Sajik Park

Sajik Park 2014-11-08T03:18:00+00:00
Seoul Sajikdan (Altar) at Sajik Park in Seoul

Seoul Sajikdan (Altar) at Sajik Park

Sajik Park is a park located near the Central Government Complex on the hills of Mt. Inwang. Rites to the deities of earth and grains are performed here. It was here where sacrifices and ceremonies were performed in honor of the deities of the earth and the deities of the grains. These ceremonies and rituals were performed in hopes of a bountiful harvest and included prayers, sacrifices, music, and dance.

These sacrifices have been held at this location in the spring and autumn since the Goryeo dynasty (918–1392). In 1395, King Taejo had the Sajikdan altar built at this location west of Gyeongbokgung Palace. The sacrifices were performed at this altar.

In 1911, sacrifices here ended and most of the altar and other buildings were dismantled or destroyed by the Japanese during their occupation of Korea. Much of what once existed may be gone which is disappointing to most visitors, but the stone base of the alter, surrounding walls, and the main gate still remain. The Sajikdan main gate, which dates back to 1720, still exists today.

In 1922, the Japanese turned the area into a public park. Since then it has become one of the most popular parks in Jongno-gu along with Tapgol Park to the east near Insadong..

Playground and statues at Sajik Park in Seoul

Playground at the park

In 1988, the ritual was restarted. The ritual is now held once a year on October 3 which is National Foundation Day.

Today, visitors here can enjoy multiple playgrounds, a library, and statues of Sin Saimdang, Hwanghakjeong, and Yi I.

Walls surrounding Sajikdan altar at Sajik Park in Seoul

Walls surrounding Sajikdan altar

Read more about other parks and outdoors in Seoul.



Sights

Sajikdan Front Gate

Sajikdan Front Gate Thumb


Seoul Sajikdan Front Gate leads to various areas related to Seoul Sajikdan (Altar) and the park. The gate was constructed in 1395. During the Joseon dynasty, it would have been positioned in the north. This was thought to be the direction of the gods.

Read more about Sajikdan Front Gate

Seoul Sajikdan Altar

Seoul Sajikdan Altar Thumb


During the Joseon Dynasty, the Seoul Sajikdan (Altar) became a site where sacrifices were made for Sa, the god of earth and land, and Jik, the god of the five grains. In 1395, the capital was moved to Seoul, then known as Hanyang. Under King Taejo, Jongmyo Shrine was constructed to the east of Gyeongbokgung Palace. Sajikdan was constructed to the west of the palace.

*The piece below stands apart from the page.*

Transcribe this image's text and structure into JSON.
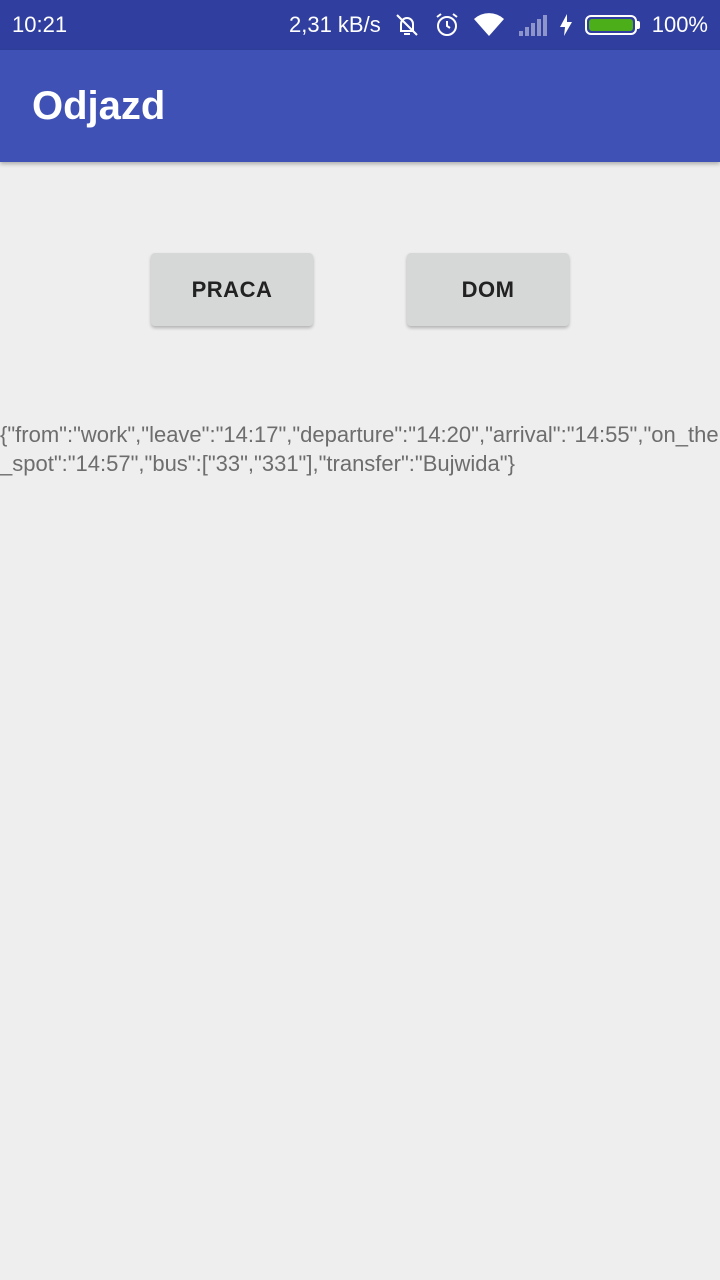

Read more about Seoul Sajikdan Altar


Directions To Sajik Park

  • Take Subway Line 3 to Dongnimmun Station (Exit 3 or 4).
    After exiting, continue for 3 minutes to Sajik-ro Street and turn left. Continue for 10 minutes.

Hours

  • 24 hours

Fees

  • Free